Echinus goes Marlin


For our BetaPrusaV2 3D printers we use the Marlin firmware on the RAMPS electronics and the BAM&DICE board to interpret and execute the gcode for printing. The Marlin Firmware is pretty advanced, has many, many features and very good acceleration control, which takes the maximum velocity, the maximum acceleration and the maximum allowable jerk into account. This allows the 3D printer to run at very high speeds with still very good results.

With our Echinus Board and the Printupy 3D printer,  we currently use a modified Teacup firmware. This firmware is very efficient, as it is coded in pure C, and with our modifications, it is fully configurable without recompiling the firmware. You can even change which motor controls which axis, via the menu or via a comfortable configuration tool. Unfavourable the printing results of this modified Teacup are never as good as the ones of the Marlin firmware. We tried to incorporate a similar acceleration code with jerk handling, but we could not get it to run as smooth as the Marlin software on our BetaPrusaV2 3D printers.

So we decided we would try to port the Marlin firmware to the Echinus Hardware. At first we though it will be pretty complicated, as the Marlin Firmware is Arduino based, and the main chip in the Echinus is an Atmega128 which is not supported in the Arduino IDE. Luckily we found that someone developed Atmega128 based board and made an Arduino-Addon for this.

Based on this, we created our own Arduino-Addon for the Echinus Board. So that all Arduino code can run on this board without much changes. Unfortunately there are some limitations. One of those limitations is, that the timing for some sleep functions is not entirely correct, as the Arduino code can only handle even CPU frequencies, but the Echinus Board runs with 14745600 hertz.

The other limitation is, that the current bootloader on the Echinus board does not work with the way the Arduino IDE downloads sketches. The Arduino IDE always adds "-D" (do not erase flash) to the avrdude command, which causes the compare after the flashing to fail. If someone knows a way around this, please tell us.

To work around this, you can enable the verbose output for compiling in the preferences, and pick up the generated *.hex file from the directory mentioned in the output and then upload the *.hex file manually with the Echinus_Flash tool, or directly with avrdude.

With this basis it was relatively easy to port the Marlin firmware to the Echinus Board. The main modifications we had to do was integrating the I²C based port extender to control the six stepper drivers, adapting the display code to read the buttons on the echinus vision, reducing the memory footprint so it fits into the ram of the Atmega128 and adding support for the second fan on the Echinus board. We also extended the existing DualX code of the Marlin so it is fully configurable via the display and works with our Printupy DualX printer.
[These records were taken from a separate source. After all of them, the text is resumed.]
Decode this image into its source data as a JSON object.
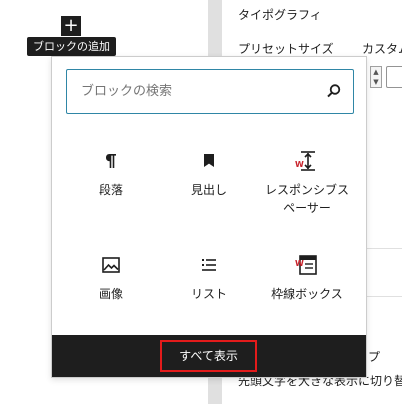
{
  "sidebar": {
    "typography_label": "タイポグラフィ",
    "preset_size_label": "プリセットサイズ",
    "custom_label": "カスタム",
    "cut_text_right": "プ",
    "bottom_text": "先頭文字を大きな表示に切り替"
  },
  "inserter": {
    "plus_symbol": "+",
    "tooltip": "ブロックの追加",
    "search_placeholder": "ブロックの検索",
    "blocks": [
      {
        "label": "段落",
        "icon": "paragraph-icon"
      },
      {
        "label": "見出し",
        "icon": "heading-bookmark-icon"
      },
      {
        "label": "レスポンシブス\nペーサー",
        "icon": "responsive-spacer-icon"
      },
      {
        "label": "画像",
        "icon": "image-icon"
      },
      {
        "label": "リスト",
        "icon": "list-icon"
      },
      {
        "label": "枠線ボックス",
        "icon": "bordered-box-icon"
      }
    ],
    "browse_all": "すべて表示"
  },
  "colors": {
    "dark": "#1e1e1e",
    "focus": "#2f86a6",
    "highlight": "#e31b1b"
  }
}
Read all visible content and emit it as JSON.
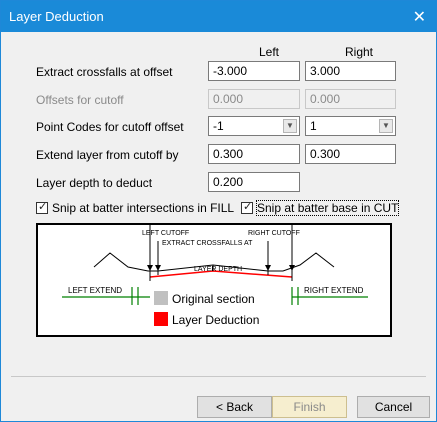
{
  "window": {
    "title": "Layer Deduction"
  },
  "columns": {
    "left": "Left",
    "right": "Right"
  },
  "rows": {
    "extract_label": "Extract crossfalls at offset",
    "extract_left": "-3.000",
    "extract_right": "3.000",
    "offsets_label": "Offsets for cutoff",
    "offsets_left": "0.000",
    "offsets_right": "0.000",
    "codes_label": "Point Codes for cutoff offset",
    "codes_left": "-1",
    "codes_right": "1",
    "extend_label": "Extend layer from cutoff by",
    "extend_left": "0.300",
    "extend_right": "0.300",
    "depth_label": "Layer depth to deduct",
    "depth_value": "0.200"
  },
  "checks": {
    "fill_label": "Snip at batter intersections in FILL",
    "fill_checked": true,
    "cut_label": "Snip at batter base in CUT",
    "cut_checked": true
  },
  "diagram": {
    "left_cutoff": "LEFT CUTOFF",
    "right_cutoff": "RIGHT CUTOFF",
    "extract": "EXTRACT CROSSFALLS AT",
    "layer_depth": "LAYER DEPTH",
    "left_extend": "LEFT EXTEND",
    "right_extend": "RIGHT EXTEND",
    "legend_original": "Original section",
    "legend_deduction": "Layer Deduction",
    "color_original": "#c0c0c0",
    "color_deduction": "#ff0000",
    "color_extend": "#008000"
  },
  "buttons": {
    "back": "< Back",
    "finish": "Finish",
    "cancel": "Cancel"
  }
}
Now the Marlin firmware works pretty nicely on the Echinus board and is currently in testing on our Printupy Single and Printupy DualX printers. The printer can now run much faster and smoother and the print results are excellent. The only limitation currently present is, that due to memory limitations, no folders on the sd-card are supported. 

echinus marlin

If you want to check it out yourself, you can find the code in github. To install it, copy the ArduinoAddons/Arduino_1.x.x/hardware/echinus directory to you Arduino/hardware/arduino directory. Open the marlin.ino file in the Arduino IDE, switch to the newly added Echinus Board under Tools->Board and compile it. Then locate the generated Marlin.cpp.hex file in the output directory and flash it to the Echinus Board with the Echinus_Flash tool or with the avrdude tool.

We are now working on testing this new firmware and updating our Printupy documentation. We will release the new firmware for the Printupy 3D printers in the next weeks.